CEF Soldier Detail

Corporal Richard Norman Siddle
Died: November 23, 1949

Regimental Number:
54309
Survived War:
Yes
Force:
Army
Regiment:
Canadian Infantry
Battalion:
18th Battalion
Company:
Place of Birth:
Lahore
Country:
India
Next of Kin:
Thomas Siddle (Father), B.N.W. Ry. Gorakhpour, India
Address at Enlistment:
Date of Birth:
June 24, 1886
Trade or Calling:
Farmer
Marital Status:
Single
Prior Military Experience:
Yes
Place of Enlistment:
London, Ontario
Date of Enlistment:
March 31, 1915
Age at enlistment:
28
Height:
5 Feet Inches
Chest:
40 Inches
Expansion:
4 Inches
Religion:
Church of England
Enlisted or Conscripted:
Enlisted
Saw service in:
Europe    
Cause of Death:
Survived
Battle Died/Wounded:
Date of Death:
November 23, 1949
Age at Death:
63
Buried at:
Hatzic Cemetery Hatzic, Fraser Valley Regional District, British Columbia, Canada
Plot:
21 14
Commemorated:
 
Prisoner of war:
No
Interned:
Gender:
Male
Ethnic Origin:
Not Specified
LAC Reference: RG 150, Accession 1992-93/166, Box 1Box 1Box 8894-19
Research Notes

An article written by Corp. Siddle, entitled "Closing the Eyes of the Hun / A Story of the Work of the Sniper" appeared in Maclean's magazine in the December 1917 issue, and included Siddle's photo:

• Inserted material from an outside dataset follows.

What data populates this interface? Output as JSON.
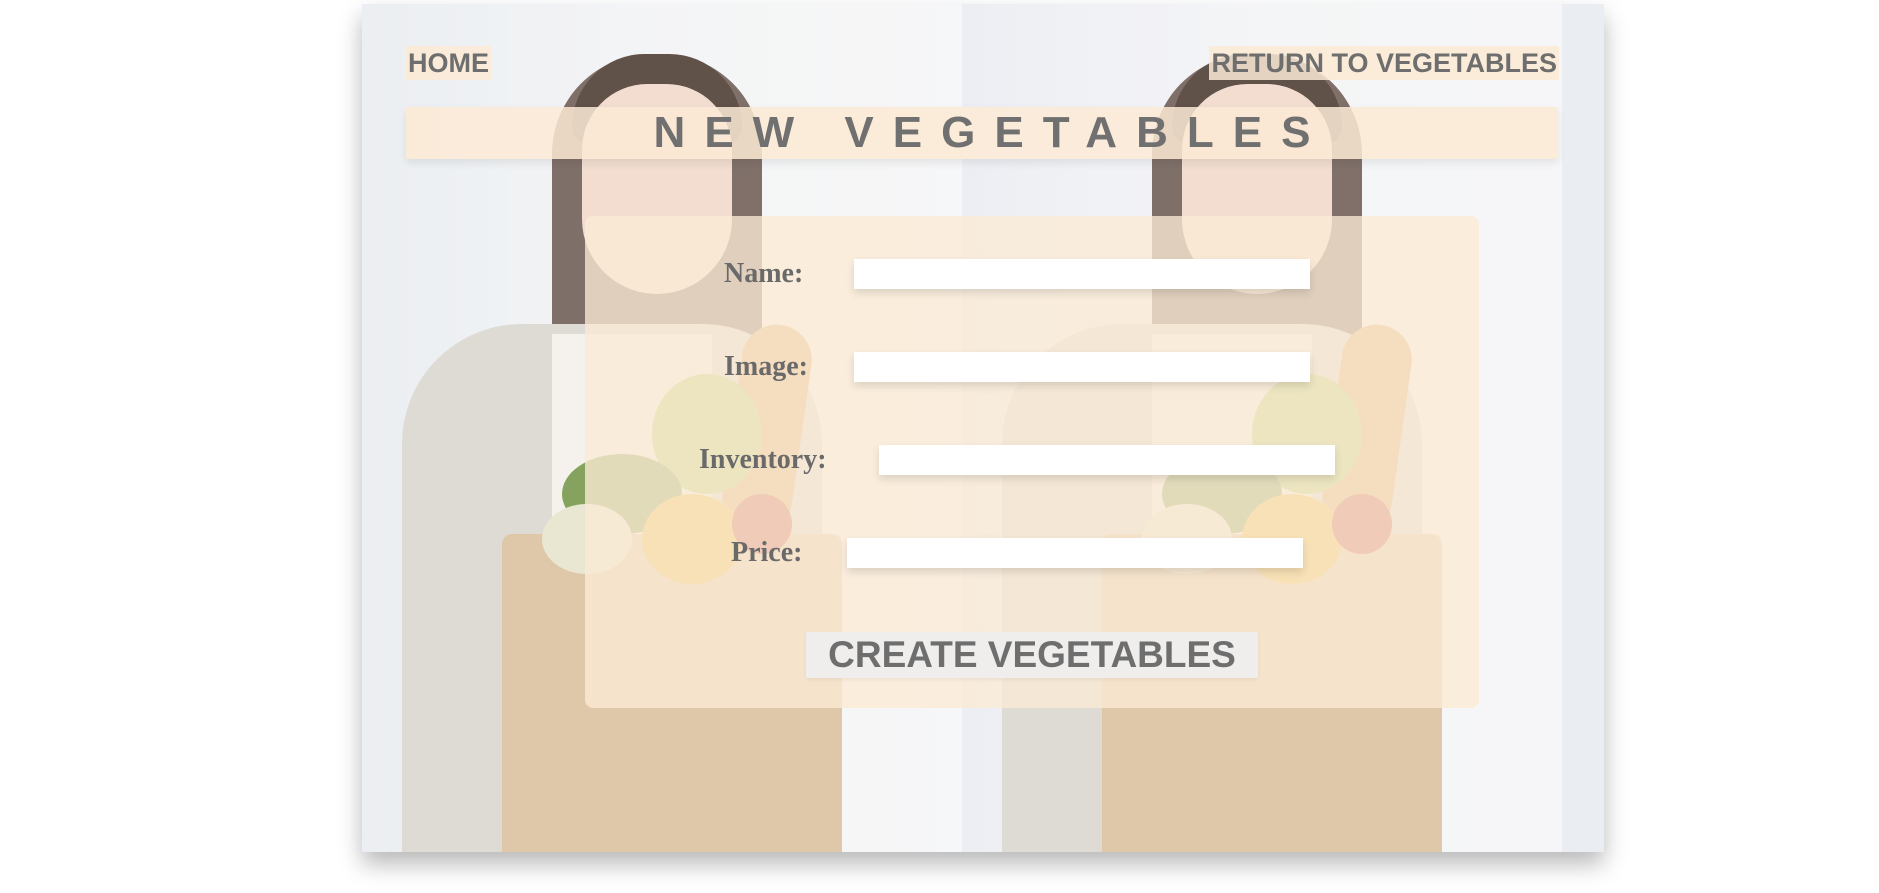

https://archive.org/stream/macleans31torouoft#page/n115/mode/2up 

 

Information compiled by M. I. Pirie 

Rank Regiment Unit Company
Corporal Canadian Infantry 18th Battalion
Images
Corp. R. N. Siddle - photograph,
Article by R. N. Siddle - caption

Article regarding 195 Returned Soldiers in Toronto, Globe and Mail October 13, 1917 Page 8.  Portion involving Siddle reads as follows: "Then there was Corp. R.N. Siddle, 198 1/2 Davenport road, the crack sniper of the 18th Battalion, who accounted for over thirty Germans.  He also was buried by a shell.".

Toronto Star,  October 12th, 1917:

Killed 30 Germans.

Corp. R. N. Siddle, the crack sniper of the 18th Battalion, had many exciting experiences.  He accounted for between 25 and 30 Germans.  His marksmanship career was ended at the Battle of the Somme when he was buried by a shell. 

Corp. Siddle was married two years ago, in London, to a Toronto girl.  His wife returned to Canada about two weeks ago and is now living at 198 1/2 Davenport road.